Give the number of lines in the data below containing the word "content", with no other text.
#####
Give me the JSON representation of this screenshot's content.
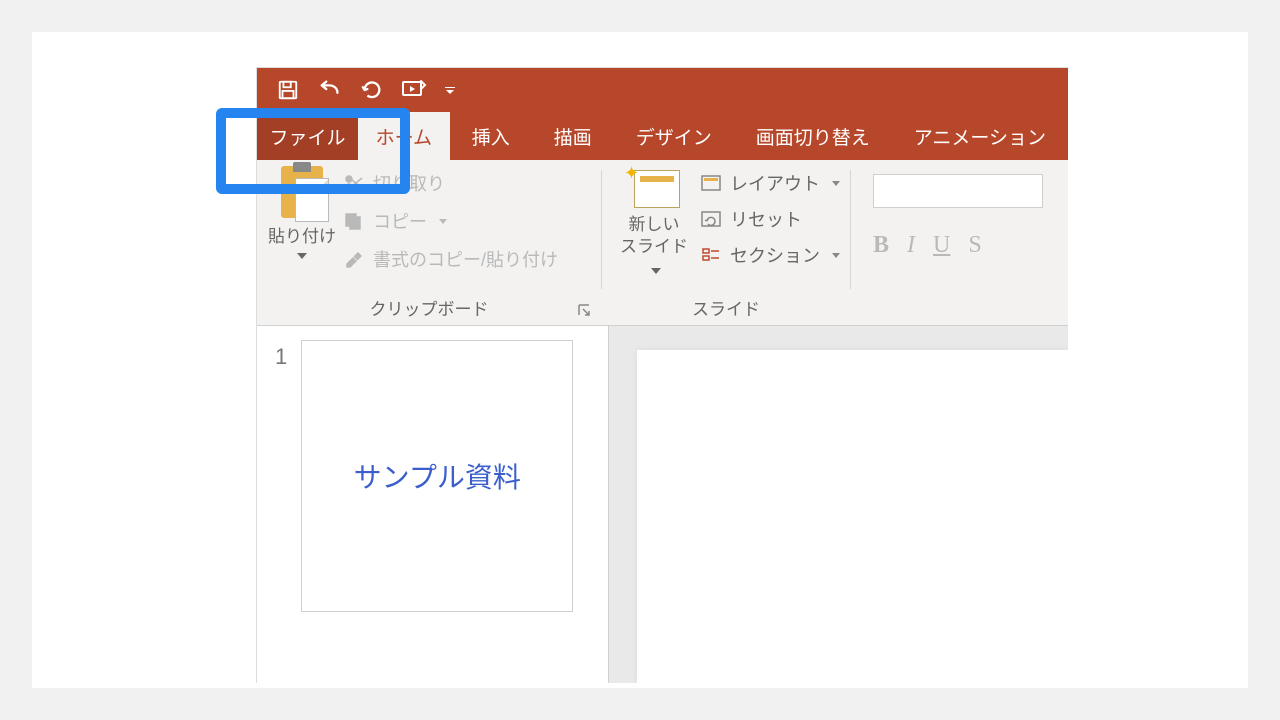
{
  "tabs": {
    "file": "ファイル",
    "home": "ホーム",
    "insert": "挿入",
    "draw": "描画",
    "design": "デザイン",
    "transitions": "画面切り替え",
    "animations": "アニメーション"
  },
  "clipboard": {
    "paste": "貼り付け",
    "cut": "切り取り",
    "copy": "コピー",
    "format_painter": "書式のコピー/貼り付け",
    "group_label": "クリップボード"
  },
  "slides": {
    "new_slide_l1": "新しい",
    "new_slide_l2": "スライド",
    "layout": "レイアウト",
    "reset": "リセット",
    "section": "セクション",
    "group_label": "スライド"
  },
  "font": {
    "b": "B",
    "i": "I",
    "u": "U",
    "s": "S"
  },
  "thumb": {
    "num": "1",
    "title": "サンプル資料"
  }
}
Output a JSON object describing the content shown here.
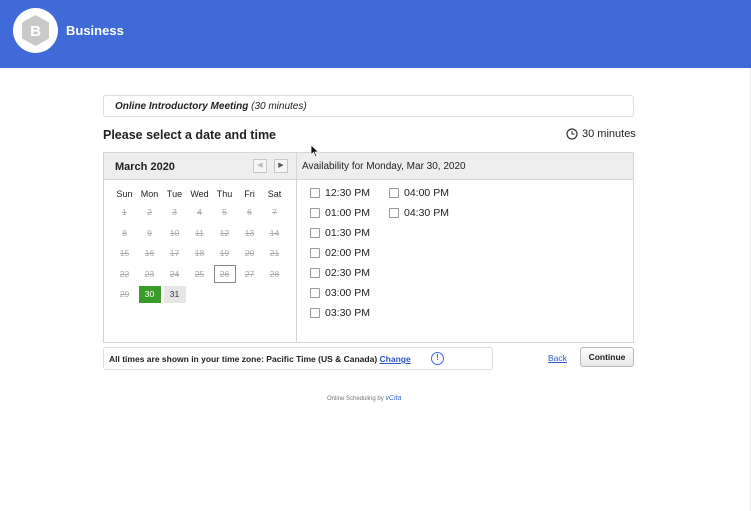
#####
§ PROBLEM SOLUTION
2